In honor of the 50th season of 60 Minutes, the broadcast has been looking back at classic episodes of the last five decades. This week in 1994, Mick Jagger, the lead singer of The Rolling Stones, told Ed Bradley that his bandmates hadn't strayed from the basics: sex, drugs and rock 'n' roll.
"I'm afraid that's still there," Jagger said, "I think that rock 'n' roll is still very much of that sexuality. I think the audience, you know, still takes a lot of drugs. And rock and roll, you have to deliver."
In an unaired portion of that interview that's excerpted in the video above, Jagger took Bradley backstage to look through his wardrobe--and explained why his clothing had become his ritual. "It helps you get into the personality that you're going to be," he explained.
Here's a transcript of the video:
ED BRADLEY: I saw a great line in a story, it must have been the opening of the -- when you started to tour in Washington?
MICK JAGGER: Yeah.
ED BRADLEY: And I think the guys said it was two lawyers who went to the show. And the guy said he looked at you and what you were wearing and what you were doing on the stage and he says, "I want to do rock and roll when I come back."
MICK JAGGER: (LAUGHS) When I come back.
ED BRADLEY: And that's -- I mean, that was it. I mean, he goes to work every day and he wears a suit and a tie and he lives in a very straight world. What he really wants to do is rock and roll.
MICK JAGGER: Well, he could…
ED BRADLEY: And, I mean, this is a side that everybody has yet most people can't express.
MICK JAGGER: Well, it's just -- yeah, it's actually -- I mean, the thing about clothes and all that is that people laugh and they say, "Oh, why do you want to wear those clothes?" Cause so many -- you know, we started off by wearing all our street clothes onstage. And that was, for that time-- was a very kind of outré statement. Cause everyone wore band jackets. You know, it was the thing to do. And when we started just wearing our regular street clothes, because we couldn't be bothered or didn't have the money, everyone thought that was just outrageous. But the thing is about doing the outfits and make-up and all that, it helps you get into the personality that you're going to be, that, you know, you're going to project on the stage. So, for me, it's really -- getting dressed and getting ready is a bit of a ritual. And the same as when you take it all off. You take it all off so that you -- you don't have to become --you don't have to be that personality all the time. Cause I think you'd drive everyone crazy, but probably does anyway.

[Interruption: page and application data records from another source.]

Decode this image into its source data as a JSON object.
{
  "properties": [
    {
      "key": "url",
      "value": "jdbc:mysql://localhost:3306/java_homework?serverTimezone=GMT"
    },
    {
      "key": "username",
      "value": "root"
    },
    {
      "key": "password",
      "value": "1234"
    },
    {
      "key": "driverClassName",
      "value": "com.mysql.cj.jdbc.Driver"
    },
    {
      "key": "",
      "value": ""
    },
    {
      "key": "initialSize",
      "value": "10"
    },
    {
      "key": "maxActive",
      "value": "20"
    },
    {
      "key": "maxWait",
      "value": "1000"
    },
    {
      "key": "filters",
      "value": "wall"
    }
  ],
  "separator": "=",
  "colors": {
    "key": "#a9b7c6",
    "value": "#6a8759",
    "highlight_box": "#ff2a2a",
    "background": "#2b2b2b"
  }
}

ED BRADLEY: Including you.
MICK JAGGER: Yeah. But you know what I mean? You don't want to get stuck in it.
The video above was edited by Sarah Shafer Prediger.